Taipei, June 27 (CNA) Taiwan's economy continued to be affected by the gloomy global outlook in May, government indicators showed Wednesday.
The composite index of monitoring indicators rose to 15 in May from 14 the previous month, according to data compiled by the Cabinet-level Council for Economic Planning and Development.
The index has a scale of between nine and 45, with the lowest range -- nine to 16 -- represented by a blue light.
May flashed a blue light for the seventh consecutive month, the longest blue-light period since the global financial crisis of late 2008 and 2009 battered Taiwan and the third-longest since the council launched the system in 1977.
The council uses a five-color system to describe the state of the economy, with red, yellow-red, green, yellow-blue and blue representing overheated, warm, stable, cool and sluggish, respectively.
Hung Jui-bin, director-general of the council's Department of Economic Research, attributed the one-point gain of the index to the rising sales index of wholesale, retail and food services.
"The retail sector was the main driver of the sales index," he told a press briefing, adding that retail sales of motor vehicles and related parts and accessories rose substantially in May from the year-earlier period.
The other eight sub-indices remained unchanged, he added.
The trend-adjusted index of coincident indicators, which reflect economic activity in the period measured, rose 0.6 percent to 97.9 in May, while the index of leading indicators, which gauge economic performance in three to six months, rose 0.5 percent from April to 131.4.
Hung noted that the annualized six-month rate of change of the composite leading index, which rose 0.3 percentage points to 6.2 percent in May, indicates an improving economy.
Of the seven components that make up the trend-adjusted index, the book-to-bill ratio of the semiconductor industry, the average monthly overtime in the industrial and service sectors, as well as the stock price index, were the only three with positive cyclical movements compared with the previous month.
Hung continued that despite concern over the European debt crisis and slower economic growth in China, Taiwan's economic performance should improve as the manufacturing sector picks up strength.
Citing a forecast by market research firm Global Insight for worldwide economic growth, Hung said Taiwan is expected to exhibit better performance in 2012 than Hong Kong, Singapore and South Korea.
He cautioned, however, that the recovery will not be strong.
"Boosting domestic consumption and investment should be the priorities, as the outlook for the global economy overall is still gloomy," Hung said.

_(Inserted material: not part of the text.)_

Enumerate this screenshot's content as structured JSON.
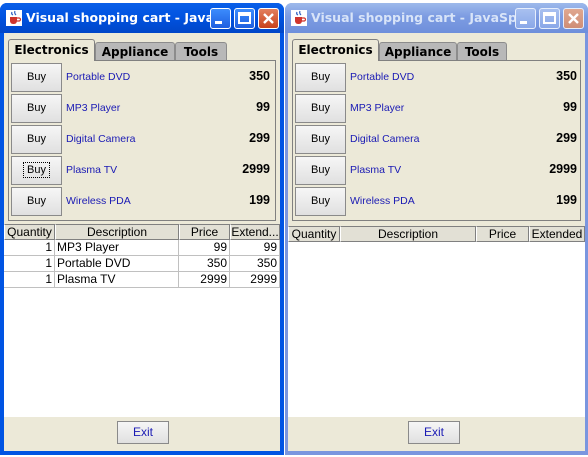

Weak global economic fundamentals led the government to lower its 2012 economic growth forecast for Taiwan from 3.38 percent to 3.03 percent in May, while some local economic think tanks and foreign banks cut their growth predictions for June to below 3 percent.
(By James Lee)